= Exercise objective =
Your copy should match the entries exactly, with the pictures left out.

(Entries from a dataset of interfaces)
>>>

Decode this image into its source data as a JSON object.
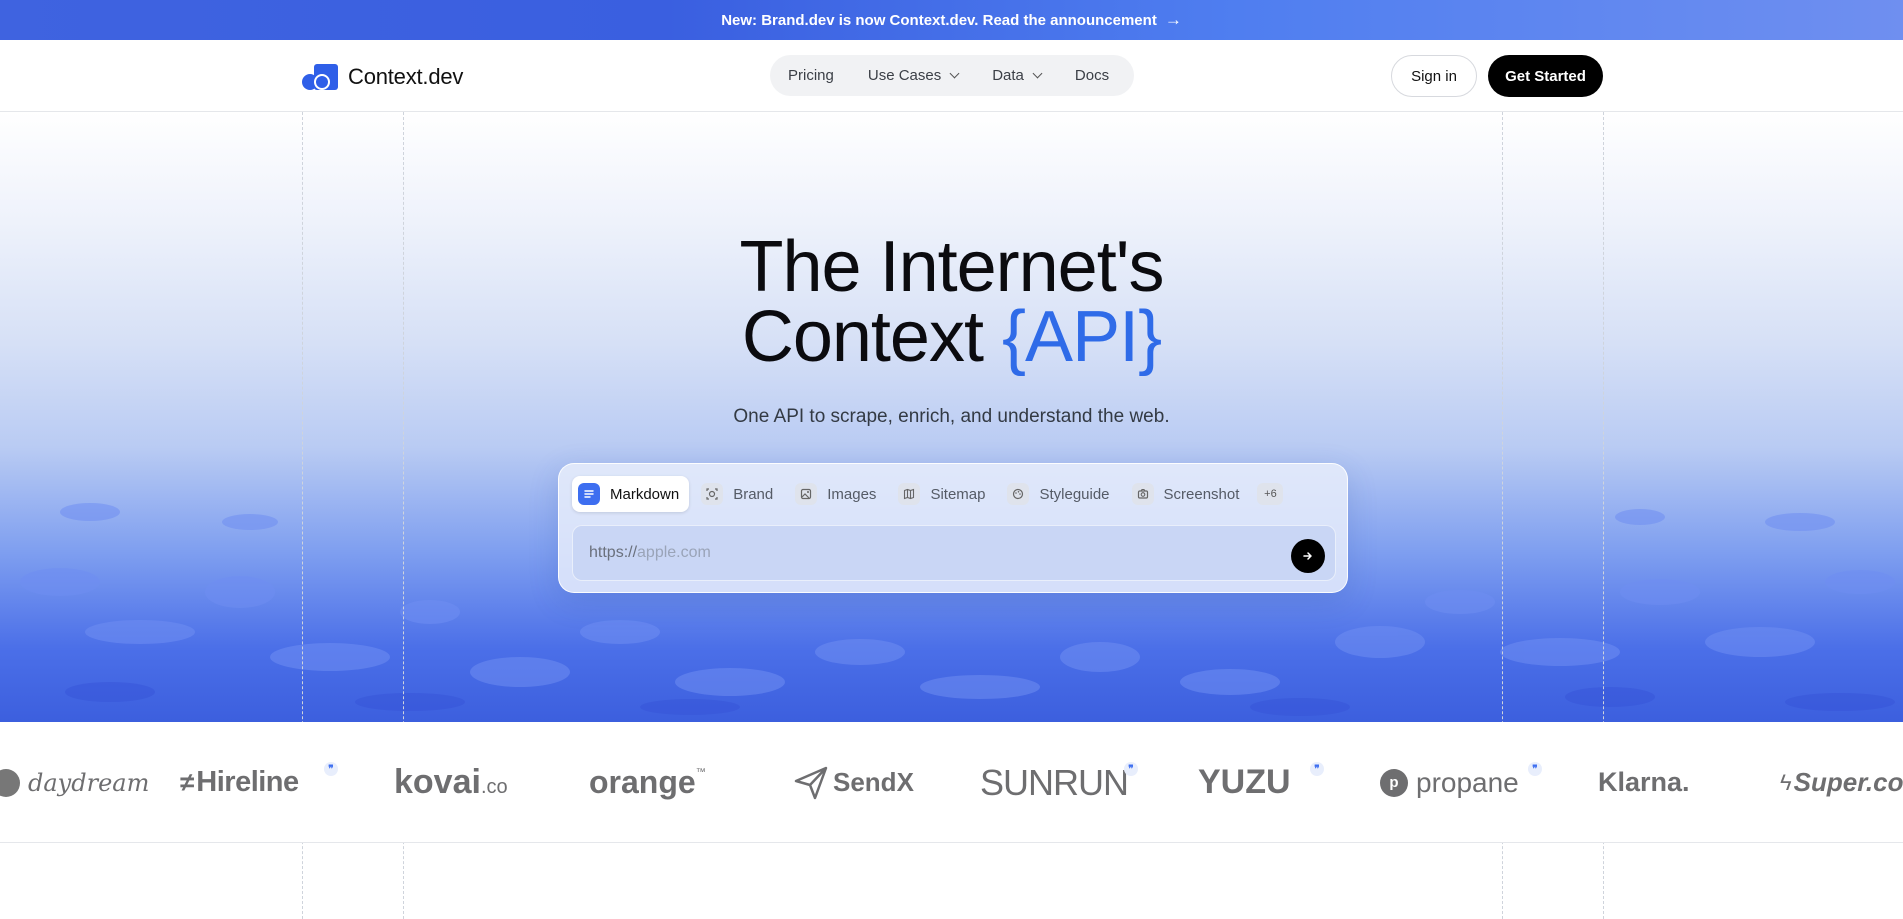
{
  "announcement": {
    "text": "New: Brand.dev is now Context.dev. Read the announcement",
    "arrow": "→"
  },
  "header": {
    "logo_text": "Context.dev",
    "nav": [
      {
        "label": "Pricing",
        "dropdown": false
      },
      {
        "label": "Use Cases",
        "dropdown": true
      },
      {
        "label": "Data",
        "dropdown": true
      },
      {
        "label": "Docs",
        "dropdown": false
      }
    ],
    "sign_in": "Sign in",
    "get_started": "Get Started"
  },
  "hero": {
    "title_line1": "The Internet's",
    "title_line2_prefix": "Context",
    "title_line2_accent": "{API}",
    "subtitle": "One API to scrape, enrich, and understand the web.",
    "tabs": [
      {
        "label": "Markdown",
        "icon": "document-lines-icon",
        "active": true
      },
      {
        "label": "Brand",
        "icon": "brand-scan-icon",
        "active": false
      },
      {
        "label": "Images",
        "icon": "image-icon",
        "active": false
      },
      {
        "label": "Sitemap",
        "icon": "map-icon",
        "active": false
      },
      {
        "label": "Styleguide",
        "icon": "palette-icon",
        "active": false
      },
      {
        "label": "Screenshot",
        "icon": "camera-icon",
        "active": false
      }
    ],
    "more_tabs": "+6",
    "url_prefix": "https://",
    "url_placeholder": "apple.com"
  },
  "logos": [
    "daydream",
    "Hireline",
    "kovai",
    ".co",
    "orange",
    "™",
    "SendX",
    "SUNRUN",
    "YUZU",
    "propane",
    "Klarna.",
    "Super.com"
  ],
  "colors": {
    "accent": "#2f6be8",
    "brand": "#2f5fe8",
    "dark": "#000000"
  }
}
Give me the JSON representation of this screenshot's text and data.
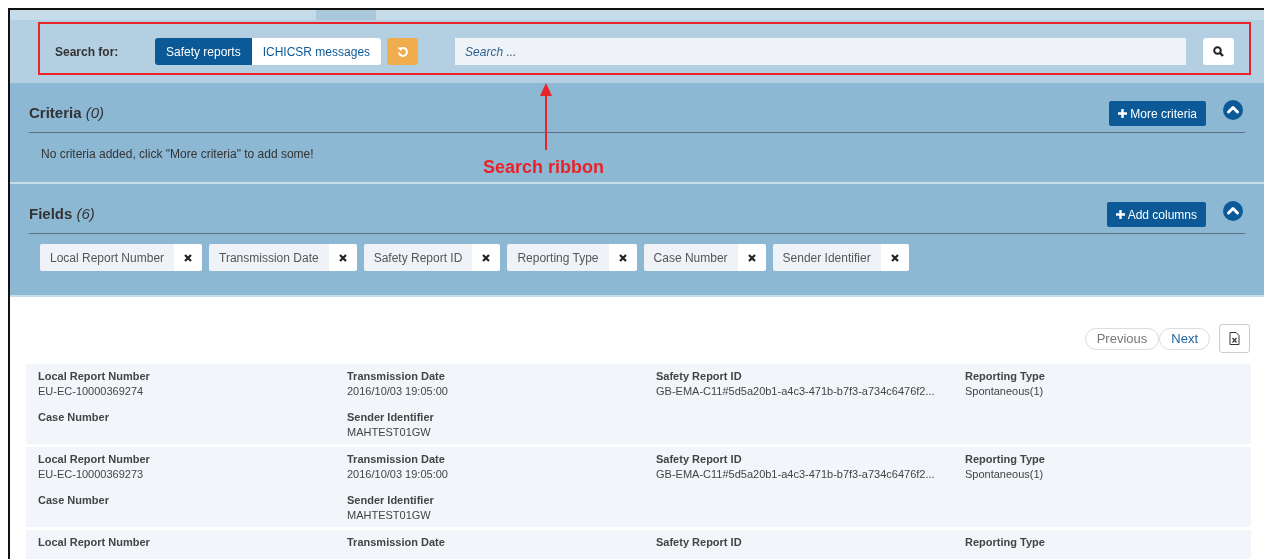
{
  "search_ribbon": {
    "label": "Search for:",
    "modes": [
      {
        "label": "Safety reports",
        "selected": true
      },
      {
        "label": "ICHICSR messages",
        "selected": false
      }
    ],
    "search": {
      "placeholder": "Search ..."
    }
  },
  "criteria": {
    "title": "Criteria",
    "count": "(0)",
    "button": "More criteria",
    "expanded": true,
    "message": "No criteria added, click \"More criteria\" to add some!"
  },
  "fields": {
    "title": "Fields",
    "count": "(6)",
    "button": "Add columns",
    "expanded": true,
    "chips": [
      "Local Report Number",
      "Transmission Date",
      "Safety Report ID",
      "Reporting Type",
      "Case Number",
      "Sender Identifier"
    ]
  },
  "pagination": {
    "previous": {
      "label": "Previous",
      "disabled": true
    },
    "next": {
      "label": "Next",
      "disabled": false
    }
  },
  "results": [
    {
      "cells": [
        {
          "label": "Local Report Number",
          "value": "EU-EC-10000369274"
        },
        {
          "label": "Transmission Date",
          "value": "2016/10/03 19:05:00"
        },
        {
          "label": "Safety Report ID",
          "value": "GB-EMA-C11#5d5a20b1-a4c3-471b-b7f3-a734c6476f2..."
        },
        {
          "label": "Reporting Type",
          "value": "Spontaneous(1)"
        },
        {
          "label": "Case Number"
        },
        {
          "label": "Sender Identifier",
          "value": "MAHTEST01GW"
        }
      ]
    },
    {
      "cells": [
        {
          "label": "Local Report Number",
          "value": "EU-EC-10000369273"
        },
        {
          "label": "Transmission Date",
          "value": "2016/10/03 19:05:00"
        },
        {
          "label": "Safety Report ID",
          "value": "GB-EMA-C11#5d5a20b1-a4c3-471b-b7f3-a734c6476f2..."
        },
        {
          "label": "Reporting Type",
          "value": "Spontaneous(1)"
        },
        {
          "label": "Case Number"
        },
        {
          "label": "Sender Identifier",
          "value": "MAHTEST01GW"
        }
      ]
    },
    {
      "cells": [
        {
          "label": "Local Report Number"
        },
        {
          "label": "Transmission Date"
        },
        {
          "label": "Safety Report ID"
        },
        {
          "label": "Reporting Type"
        }
      ]
    }
  ],
  "annotation": {
    "label": "Search ribbon"
  }
}
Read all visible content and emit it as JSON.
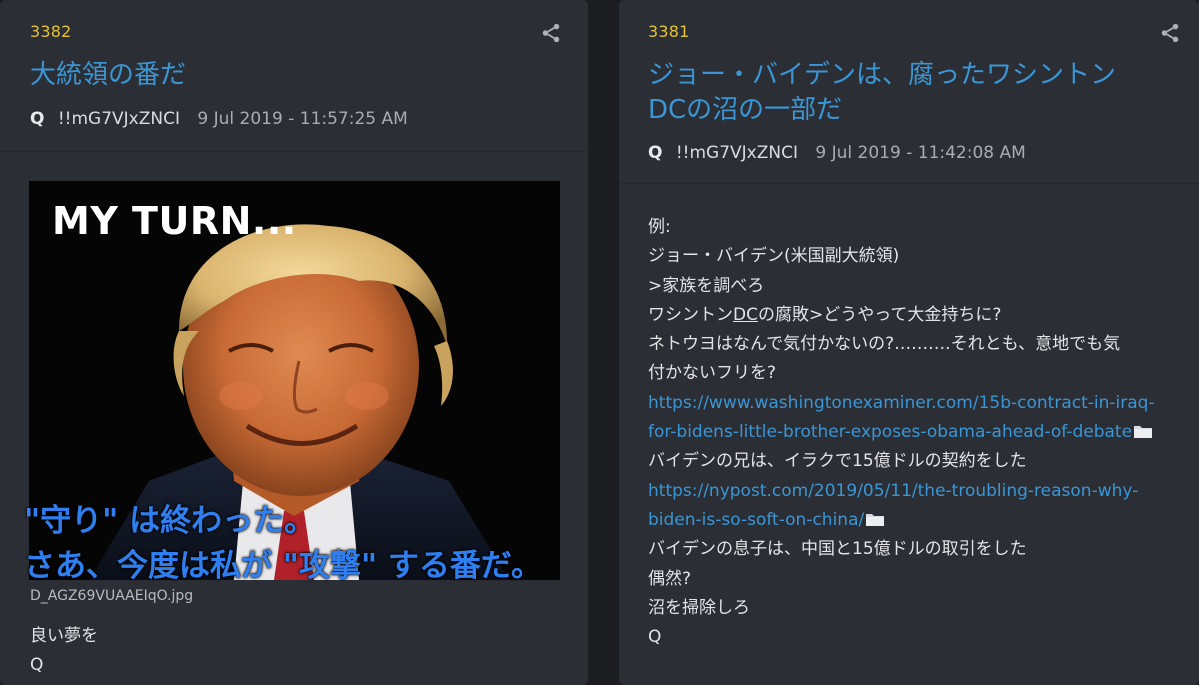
{
  "posts": [
    {
      "number": "3382",
      "title": "大統領の番だ",
      "author": "Q",
      "tripcode": "!!mG7VJxZNCI",
      "date": "9 Jul 2019 - 11:57:25 AM",
      "image": {
        "top_text": "MY TURN...",
        "overlay_line1": "\"守り\" は終わった。",
        "overlay_line2": "さあ、今度は私が \"攻撃\" する番だ。",
        "filename": "D_AGZ69VUAAEIqO.jpg"
      },
      "message": [
        "良い夢を",
        "Q"
      ]
    },
    {
      "number": "3381",
      "title_line1": "ジョー・バイデンは、腐ったワシントン",
      "title_line2": "DCの沼の一部だ",
      "author": "Q",
      "tripcode": "!!mG7VJxZNCI",
      "date": "9 Jul 2019 - 11:42:08 AM",
      "message": {
        "l1": "例:",
        "l2": "ジョー・バイデン(米国副大統領)",
        "l3": ">家族を調べろ",
        "l4_pre": "ワシントン",
        "l4_ul": "DC",
        "l4_post": "の腐敗>どうやって大金持ちに?",
        "l5": "ネトウヨはなんで気付かないの?……….それとも、意地でも気",
        "l6": "付かないフリを?",
        "link1_line1": "https://www.washingtonexaminer.com/15b-contract-in-iraq-",
        "link1_line2": "for-bidens-little-brother-exposes-obama-ahead-of-debate",
        "l9": "バイデンの兄は、イラクで15億ドルの契約をした",
        "link2_line1": "https://nypost.com/2019/05/11/the-troubling-reason-why-",
        "link2_line2": "biden-is-so-soft-on-china/",
        "l12": "バイデンの息子は、中国と15億ドルの取引をした",
        "l13": "偶然?",
        "l14": "沼を掃除しろ",
        "l15": "Q"
      }
    }
  ],
  "icons": {
    "share": "share-icon",
    "folder": "folder-icon"
  },
  "colors": {
    "post_number": "#e3c238",
    "title_link": "#3a96d4",
    "overlay_text": "#2f7ff0",
    "background": "#1c1d21",
    "card": "#2c2e35"
  }
}
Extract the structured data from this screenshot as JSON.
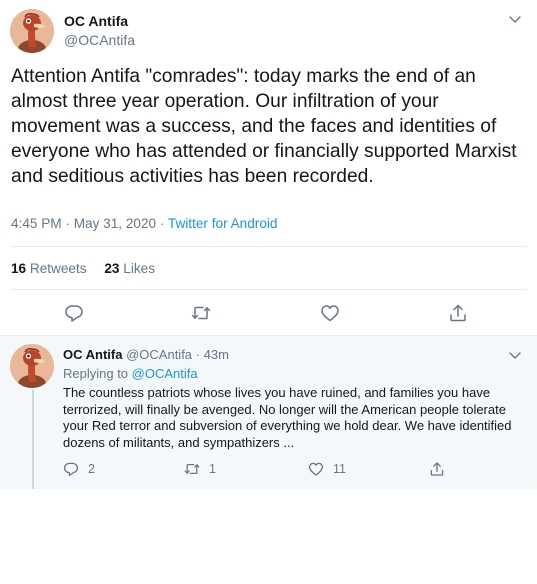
{
  "main_tweet": {
    "display_name": "OC Antifa",
    "handle": "@OCAntifa",
    "text": "Attention Antifa \"comrades\": today marks the end of an almost three year operation. Our infiltration of your movement was a success, and the faces and identities of everyone who has attended or financially supported Marxist and seditious activities has been recorded.",
    "timestamp": "4:45 PM · May 31, 2020 · ",
    "source": "Twitter for Android",
    "retweet_count": "16",
    "retweet_label": "Retweets",
    "like_count": "23",
    "like_label": "Likes"
  },
  "reply_tweet": {
    "display_name": "OC Antifa",
    "handle": "@OCAntifa",
    "time": "· 43m",
    "replying_prefix": "Replying to ",
    "replying_to": "@OCAntifa",
    "text": "The countless patriots whose lives you have ruined, and families you have terrorized, will finally be avenged. No longer will the American people tolerate your Red terror and subversion of everything we hold dear. We have identified dozens of militants,  and sympathizers ...",
    "reply_count": "2",
    "retweet_count": "1",
    "like_count": "11"
  },
  "icons": {
    "caret": "chevron-down-icon",
    "reply": "reply-icon",
    "retweet": "retweet-icon",
    "like": "heart-icon",
    "share": "share-icon",
    "avatar": "ostrich-avatar"
  },
  "colors": {
    "link": "#1b95e0",
    "secondary_text": "#657786",
    "primary_text": "#14171a",
    "reply_background": "#f5f8fa"
  }
}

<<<

= Answer space =
Decode this image into its source data as a JSON object.
{
  "announcement": {
    "text": "New: Brand.dev is now Context.dev. Read the announcement",
    "arrow": "→"
  },
  "header": {
    "logo_text": "Context.dev",
    "nav": [
      {
        "label": "Pricing",
        "dropdown": false
      },
      {
        "label": "Use Cases",
        "dropdown": true
      },
      {
        "label": "Data",
        "dropdown": true
      },
      {
        "label": "Docs",
        "dropdown": false
      }
    ],
    "sign_in": "Sign in",
    "get_started": "Get Started"
  },
  "hero": {
    "title_line1": "The Internet's",
    "title_line2_prefix": "Context",
    "title_line2_accent": "{API}",
    "subtitle": "One API to scrape, enrich, and understand the web.",
    "tabs": [
      {
        "label": "Markdown",
        "icon": "document-lines-icon",
        "active": true
      },
      {
        "label": "Brand",
        "icon": "brand-scan-icon",
        "active": false
      },
      {
        "label": "Images",
        "icon": "image-icon",
        "active": false
      },
      {
        "label": "Sitemap",
        "icon": "map-icon",
        "active": false
      },
      {
        "label": "Styleguide",
        "icon": "palette-icon",
        "active": false
      },
      {
        "label": "Screenshot",
        "icon": "camera-icon",
        "active": false
      }
    ],
    "more_tabs": "+6",
    "url_prefix": "https://",
    "url_placeholder": "apple.com"
  },
  "logos": [
    "daydream",
    "Hireline",
    "kovai",
    ".co",
    "orange",
    "™",
    "SendX",
    "SUNRUN",
    "YUZU",
    "propane",
    "Klarna.",
    "Super.com"
  ],
  "colors": {
    "accent": "#2f6be8",
    "brand": "#2f5fe8",
    "dark": "#000000"
  }
}
Give me the JSON representation of this screenshot's text and data.
{
  "search_ribbon": {
    "label": "Search for:",
    "modes": [
      {
        "label": "Safety reports",
        "selected": true
      },
      {
        "label": "ICHICSR messages",
        "selected": false
      }
    ],
    "search": {
      "placeholder": "Search ..."
    }
  },
  "criteria": {
    "title": "Criteria",
    "count": "(0)",
    "button": "More criteria",
    "expanded": true,
    "message": "No criteria added, click \"More criteria\" to add some!"
  },
  "fields": {
    "title": "Fields",
    "count": "(6)",
    "button": "Add columns",
    "expanded": true,
    "chips": [
      "Local Report Number",
      "Transmission Date",
      "Safety Report ID",
      "Reporting Type",
      "Case Number",
      "Sender Identifier"
    ]
  },
  "pagination": {
    "previous": {
      "label": "Previous",
      "disabled": true
    },
    "next": {
      "label": "Next",
      "disabled": false
    }
  },
  "results": [
    {
      "cells": [
        {
          "label": "Local Report Number",
          "value": "EU-EC-10000369274"
        },
        {
          "label": "Transmission Date",
          "value": "2016/10/03 19:05:00"
        },
        {
          "label": "Safety Report ID",
          "value": "GB-EMA-C11#5d5a20b1-a4c3-471b-b7f3-a734c6476f2..."
        },
        {
          "label": "Reporting Type",
          "value": "Spontaneous(1)"
        },
        {
          "label": "Case Number"
        },
        {
          "label": "Sender Identifier",
          "value": "MAHTEST01GW"
        }
      ]
    },
    {
      "cells": [
        {
          "label": "Local Report Number",
          "value": "EU-EC-10000369273"
        },
        {
          "label": "Transmission Date",
          "value": "2016/10/03 19:05:00"
        },
        {
          "label": "Safety Report ID",
          "value": "GB-EMA-C11#5d5a20b1-a4c3-471b-b7f3-a734c6476f2..."
        },
        {
          "label": "Reporting Type",
          "value": "Spontaneous(1)"
        },
        {
          "label": "Case Number"
        },
        {
          "label": "Sender Identifier",
          "value": "MAHTEST01GW"
        }
      ]
    },
    {
      "cells": [
        {
          "label": "Local Report Number"
        },
        {
          "label": "Transmission Date"
        },
        {
          "label": "Safety Report ID"
        },
        {
          "label": "Reporting Type"
        }
      ]
    }
  ],
  "annotation": {
    "label": "Search ribbon"
  }
}
Read all visible content and emit it as JSON.
{
  "posts": [
    {
      "number": "3382",
      "title": "大統領の番だ",
      "author": "Q",
      "tripcode": "!!mG7VJxZNCI",
      "date": "9 Jul 2019 - 11:57:25 AM",
      "image": {
        "top_text": "MY TURN...",
        "overlay_line1": "\"守り\" は終わった。",
        "overlay_line2": "さあ、今度は私が \"攻撃\" する番だ。",
        "filename": "D_AGZ69VUAAEIqO.jpg"
      },
      "message": [
        "良い夢を",
        "Q"
      ]
    },
    {
      "number": "3381",
      "title_line1": "ジョー・バイデンは、腐ったワシントン",
      "title_line2": "DCの沼の一部だ",
      "author": "Q",
      "tripcode": "!!mG7VJxZNCI",
      "date": "9 Jul 2019 - 11:42:08 AM",
      "message": {
        "l1": "例:",
        "l2": "ジョー・バイデン(米国副大統領)",
        "l3": ">家族を調べろ",
        "l4_pre": "ワシントン",
        "l4_ul": "DC",
        "l4_post": "の腐敗>どうやって大金持ちに?",
        "l5": "ネトウヨはなんで気付かないの?……….それとも、意地でも気",
        "l6": "付かないフリを?",
        "link1_line1": "https://www.washingtonexaminer.com/15b-contract-in-iraq-",
        "link1_line2": "for-bidens-little-brother-exposes-obama-ahead-of-debate",
        "l9": "バイデンの兄は、イラクで15億ドルの契約をした",
        "link2_line1": "https://nypost.com/2019/05/11/the-troubling-reason-why-",
        "link2_line2": "biden-is-so-soft-on-china/",
        "l12": "バイデンの息子は、中国と15億ドルの取引をした",
        "l13": "偶然?",
        "l14": "沼を掃除しろ",
        "l15": "Q"
      }
    }
  ],
  "icons": {
    "share": "share-icon",
    "folder": "folder-icon"
  },
  "colors": {
    "post_number": "#e3c238",
    "title_link": "#3a96d4",
    "overlay_text": "#2f7ff0",
    "background": "#1c1d21",
    "card": "#2c2e35"
  }
}
Extract the structured data from this screenshot as JSON.
{
  "main_tweet": {
    "display_name": "OC Antifa",
    "handle": "@OCAntifa",
    "text": "Attention Antifa \"comrades\": today marks the end of an almost three year operation. Our infiltration of your movement was a success, and the faces and identities of everyone who has attended or financially supported Marxist and seditious activities has been recorded.",
    "timestamp": "4:45 PM · May 31, 2020 · ",
    "source": "Twitter for Android",
    "retweet_count": "16",
    "retweet_label": "Retweets",
    "like_count": "23",
    "like_label": "Likes"
  },
  "reply_tweet": {
    "display_name": "OC Antifa",
    "handle": "@OCAntifa",
    "time": "· 43m",
    "replying_prefix": "Replying to ",
    "replying_to": "@OCAntifa",
    "text": "The countless patriots whose lives you have ruined, and families you have terrorized, will finally be avenged. No longer will the American people tolerate your Red terror and subversion of everything we hold dear. We have identified dozens of militants,  and sympathizers ...",
    "reply_count": "2",
    "retweet_count": "1",
    "like_count": "11"
  },
  "icons": {
    "caret": "chevron-down-icon",
    "reply": "reply-icon",
    "retweet": "retweet-icon",
    "like": "heart-icon",
    "share": "share-icon",
    "avatar": "ostrich-avatar"
  },
  "colors": {
    "link": "#1b95e0",
    "secondary_text": "#657786",
    "primary_text": "#14171a",
    "reply_background": "#f5f8fa"
  }
}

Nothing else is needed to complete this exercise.